What you will do: Return all entries precisely as they stand, without the images.
━━ Data extract ━━
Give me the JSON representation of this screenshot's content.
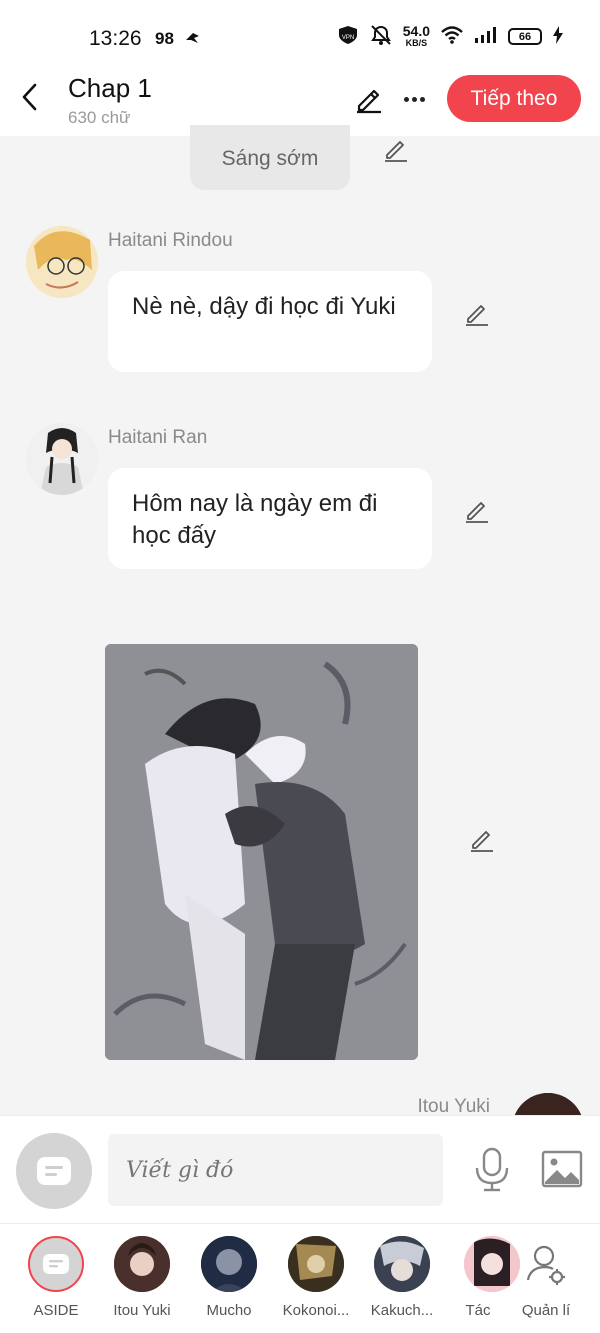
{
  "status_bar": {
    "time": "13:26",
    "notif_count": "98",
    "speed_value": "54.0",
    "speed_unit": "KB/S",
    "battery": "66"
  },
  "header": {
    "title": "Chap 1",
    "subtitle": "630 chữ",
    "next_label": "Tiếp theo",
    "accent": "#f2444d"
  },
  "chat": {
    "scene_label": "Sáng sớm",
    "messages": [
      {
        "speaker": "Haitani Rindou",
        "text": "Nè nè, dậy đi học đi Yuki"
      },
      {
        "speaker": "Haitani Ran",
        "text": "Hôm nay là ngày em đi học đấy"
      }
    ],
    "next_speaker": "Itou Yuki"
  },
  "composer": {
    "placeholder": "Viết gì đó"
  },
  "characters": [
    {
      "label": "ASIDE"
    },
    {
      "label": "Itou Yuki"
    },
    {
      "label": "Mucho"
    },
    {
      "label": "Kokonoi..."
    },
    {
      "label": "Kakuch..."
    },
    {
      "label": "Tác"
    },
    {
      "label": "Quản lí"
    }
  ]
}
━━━
Task output:
Give me the JSON representation of this screenshot's content.
{
  "status_bar": {
    "time": "13:26",
    "notif_count": "98",
    "speed_value": "54.0",
    "speed_unit": "KB/S",
    "battery": "66"
  },
  "header": {
    "title": "Chap 1",
    "subtitle": "630 chữ",
    "next_label": "Tiếp theo",
    "accent": "#f2444d"
  },
  "chat": {
    "scene_label": "Sáng sớm",
    "messages": [
      {
        "speaker": "Haitani Rindou",
        "text": "Nè nè, dậy đi học đi Yuki"
      },
      {
        "speaker": "Haitani Ran",
        "text": "Hôm nay là ngày em đi học đấy"
      }
    ],
    "next_speaker": "Itou Yuki"
  },
  "composer": {
    "placeholder": "Viết gì đó"
  },
  "characters": [
    {
      "label": "ASIDE"
    },
    {
      "label": "Itou Yuki"
    },
    {
      "label": "Mucho"
    },
    {
      "label": "Kokonoi..."
    },
    {
      "label": "Kakuch..."
    },
    {
      "label": "Tác"
    },
    {
      "label": "Quản lí"
    }
  ]
}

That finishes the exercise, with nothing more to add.